**What you are asked to do:**
Write only the number of lines below in which "先导智能" occurs.

═════ Provided information

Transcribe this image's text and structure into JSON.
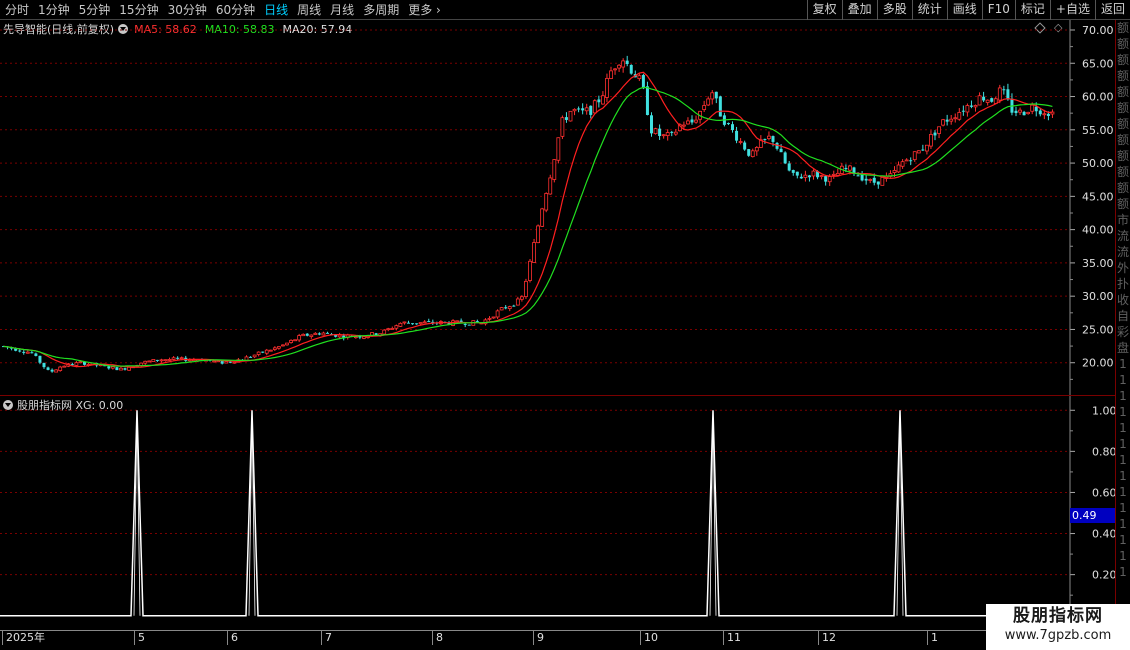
{
  "toolbar": {
    "periods": [
      "分时",
      "1分钟",
      "5分钟",
      "15分钟",
      "30分钟",
      "60分钟",
      "日线",
      "周线",
      "月线",
      "多周期",
      "更多"
    ],
    "active_period": "日线",
    "tools": [
      "复权",
      "叠加",
      "多股",
      "统计",
      "画线",
      "F10",
      "标记",
      "+自选",
      "返回"
    ]
  },
  "main_chart": {
    "stock_name": "先导智能(日线,前复权)",
    "ma5_label": "MA5: 58.62",
    "ma10_label": "MA10: 58.83",
    "ma20_label": "MA20: 57.94",
    "colors": {
      "up": "#ff3030",
      "down": "#40e0e0",
      "ma5": "#ff2020",
      "ma10": "#20e020",
      "grid": "#7a0000",
      "axis_text": "#e0e0e0"
    }
  },
  "sub_chart": {
    "legend": "股朋指标网 XG: 0.00",
    "current_value": "0.49",
    "color": "#ffffff"
  },
  "right_panel_glyphs": [
    "额",
    "额",
    "额",
    "额",
    "额",
    "额",
    "额",
    "额",
    "额",
    "额",
    "额",
    "额",
    "市",
    "流",
    "流",
    "外",
    "扑",
    "收",
    "自",
    "彩",
    "盘",
    "1",
    "1",
    "1",
    "1",
    "1",
    "1",
    "1",
    "1",
    "1",
    "1",
    "1",
    "1",
    "1",
    "1"
  ],
  "date_axis": {
    "labels": [
      "2025年",
      "5",
      "6",
      "7",
      "8",
      "9",
      "10",
      "11",
      "12",
      "1"
    ]
  },
  "watermark": {
    "title": "股朋指标网",
    "url": "www.7gpzb.com"
  },
  "chart_data": [
    {
      "type": "candlestick",
      "title": "先导智能(日线,前复权)",
      "y_ticks": [
        20.0,
        25.0,
        30.0,
        35.0,
        40.0,
        45.0,
        50.0,
        55.0,
        60.0,
        65.0,
        70.0
      ],
      "ylim": [
        15.0,
        71.5
      ],
      "x_labels": [
        "2025年",
        "5",
        "6",
        "7",
        "8",
        "9",
        "10",
        "11",
        "12",
        "1"
      ],
      "series": [
        {
          "name": "MA5",
          "last_value": 58.62
        },
        {
          "name": "MA10",
          "last_value": 58.83
        },
        {
          "name": "MA20",
          "last_value": 57.94
        }
      ],
      "close_trend": [
        [
          0,
          22.5
        ],
        [
          15,
          22.0
        ],
        [
          30,
          21.5
        ],
        [
          48,
          18.5
        ],
        [
          60,
          19.5
        ],
        [
          80,
          20.0
        ],
        [
          100,
          19.5
        ],
        [
          120,
          19.0
        ],
        [
          140,
          20.0
        ],
        [
          160,
          20.5
        ],
        [
          180,
          20.5
        ],
        [
          200,
          20.5
        ],
        [
          220,
          20.0
        ],
        [
          240,
          20.5
        ],
        [
          260,
          21.5
        ],
        [
          280,
          22.5
        ],
        [
          300,
          24.0
        ],
        [
          320,
          24.5
        ],
        [
          340,
          24.0
        ],
        [
          360,
          24.0
        ],
        [
          380,
          24.5
        ],
        [
          400,
          26.0
        ],
        [
          420,
          26.0
        ],
        [
          440,
          26.0
        ],
        [
          460,
          26.0
        ],
        [
          480,
          26.0
        ],
        [
          500,
          28.0
        ],
        [
          520,
          29.5
        ],
        [
          530,
          36.0
        ],
        [
          540,
          43.0
        ],
        [
          550,
          49.0
        ],
        [
          560,
          56.0
        ],
        [
          570,
          58.0
        ],
        [
          580,
          57.5
        ],
        [
          590,
          58.0
        ],
        [
          600,
          60.0
        ],
        [
          610,
          64.0
        ],
        [
          620,
          66.0
        ],
        [
          630,
          64.0
        ],
        [
          640,
          62.0
        ],
        [
          650,
          55.0
        ],
        [
          660,
          54.0
        ],
        [
          670,
          54.0
        ],
        [
          680,
          56.0
        ],
        [
          690,
          56.0
        ],
        [
          700,
          58.0
        ],
        [
          710,
          61.0
        ],
        [
          720,
          57.0
        ],
        [
          730,
          55.0
        ],
        [
          740,
          53.0
        ],
        [
          750,
          51.0
        ],
        [
          760,
          53.0
        ],
        [
          770,
          54.0
        ],
        [
          780,
          51.0
        ],
        [
          790,
          48.0
        ],
        [
          800,
          48.0
        ],
        [
          810,
          48.5
        ],
        [
          820,
          48.0
        ],
        [
          830,
          47.5
        ],
        [
          840,
          49.0
        ],
        [
          850,
          49.0
        ],
        [
          860,
          48.0
        ],
        [
          870,
          47.0
        ],
        [
          880,
          47.5
        ],
        [
          890,
          48.0
        ],
        [
          900,
          50.0
        ],
        [
          910,
          51.0
        ],
        [
          920,
          52.0
        ],
        [
          930,
          54.0
        ],
        [
          940,
          56.0
        ],
        [
          950,
          57.0
        ],
        [
          960,
          58.0
        ],
        [
          970,
          59.0
        ],
        [
          980,
          60.0
        ],
        [
          990,
          59.5
        ],
        [
          1000,
          61.0
        ],
        [
          1010,
          58.0
        ],
        [
          1020,
          57.5
        ],
        [
          1030,
          58.5
        ],
        [
          1040,
          58.0
        ],
        [
          1050,
          57.5
        ]
      ]
    },
    {
      "type": "line",
      "title": "股朋指标网 XG",
      "y_ticks": [
        0.2,
        0.4,
        0.6,
        0.8,
        1.0
      ],
      "ylim": [
        -0.05,
        1.05
      ],
      "x": [
        0,
        131,
        137,
        143,
        246,
        252,
        258,
        707,
        713,
        719,
        894,
        900,
        906,
        1070
      ],
      "values": [
        0,
        0,
        1,
        0,
        0,
        1,
        0,
        0,
        1,
        0,
        0,
        1,
        0,
        0
      ]
    }
  ]
}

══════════

**Task result:**
2